Records provided section start
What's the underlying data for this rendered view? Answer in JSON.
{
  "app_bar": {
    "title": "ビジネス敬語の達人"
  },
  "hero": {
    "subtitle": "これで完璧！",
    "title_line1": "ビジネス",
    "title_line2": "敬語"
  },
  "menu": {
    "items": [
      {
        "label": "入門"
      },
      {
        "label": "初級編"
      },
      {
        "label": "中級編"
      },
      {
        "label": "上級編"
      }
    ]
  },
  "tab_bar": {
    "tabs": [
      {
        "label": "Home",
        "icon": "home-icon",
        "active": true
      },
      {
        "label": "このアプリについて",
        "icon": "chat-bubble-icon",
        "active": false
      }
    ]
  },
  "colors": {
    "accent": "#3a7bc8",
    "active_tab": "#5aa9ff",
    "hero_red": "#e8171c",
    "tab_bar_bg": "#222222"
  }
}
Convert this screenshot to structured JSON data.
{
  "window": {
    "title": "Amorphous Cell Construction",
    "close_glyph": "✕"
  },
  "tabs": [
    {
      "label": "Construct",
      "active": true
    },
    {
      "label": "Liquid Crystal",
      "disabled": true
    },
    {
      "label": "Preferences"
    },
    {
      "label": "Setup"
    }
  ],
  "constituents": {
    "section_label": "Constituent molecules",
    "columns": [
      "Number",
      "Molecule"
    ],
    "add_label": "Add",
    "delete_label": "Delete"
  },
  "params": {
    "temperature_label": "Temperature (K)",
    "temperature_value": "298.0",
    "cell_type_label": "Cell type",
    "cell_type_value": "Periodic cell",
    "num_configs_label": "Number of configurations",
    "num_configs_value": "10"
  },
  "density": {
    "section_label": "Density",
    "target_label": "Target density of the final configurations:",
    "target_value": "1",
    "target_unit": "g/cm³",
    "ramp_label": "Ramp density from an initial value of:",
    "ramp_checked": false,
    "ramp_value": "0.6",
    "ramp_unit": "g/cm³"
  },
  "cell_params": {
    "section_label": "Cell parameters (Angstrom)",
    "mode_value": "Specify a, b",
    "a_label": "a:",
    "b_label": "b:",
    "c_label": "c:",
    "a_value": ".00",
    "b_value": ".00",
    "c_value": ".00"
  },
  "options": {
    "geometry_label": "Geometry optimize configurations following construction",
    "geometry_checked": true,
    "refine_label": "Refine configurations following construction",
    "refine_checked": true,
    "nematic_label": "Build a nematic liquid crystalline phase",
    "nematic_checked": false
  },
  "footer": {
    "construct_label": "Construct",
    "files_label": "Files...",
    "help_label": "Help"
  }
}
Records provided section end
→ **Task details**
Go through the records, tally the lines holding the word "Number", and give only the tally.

→ **Solution for this exercise**
2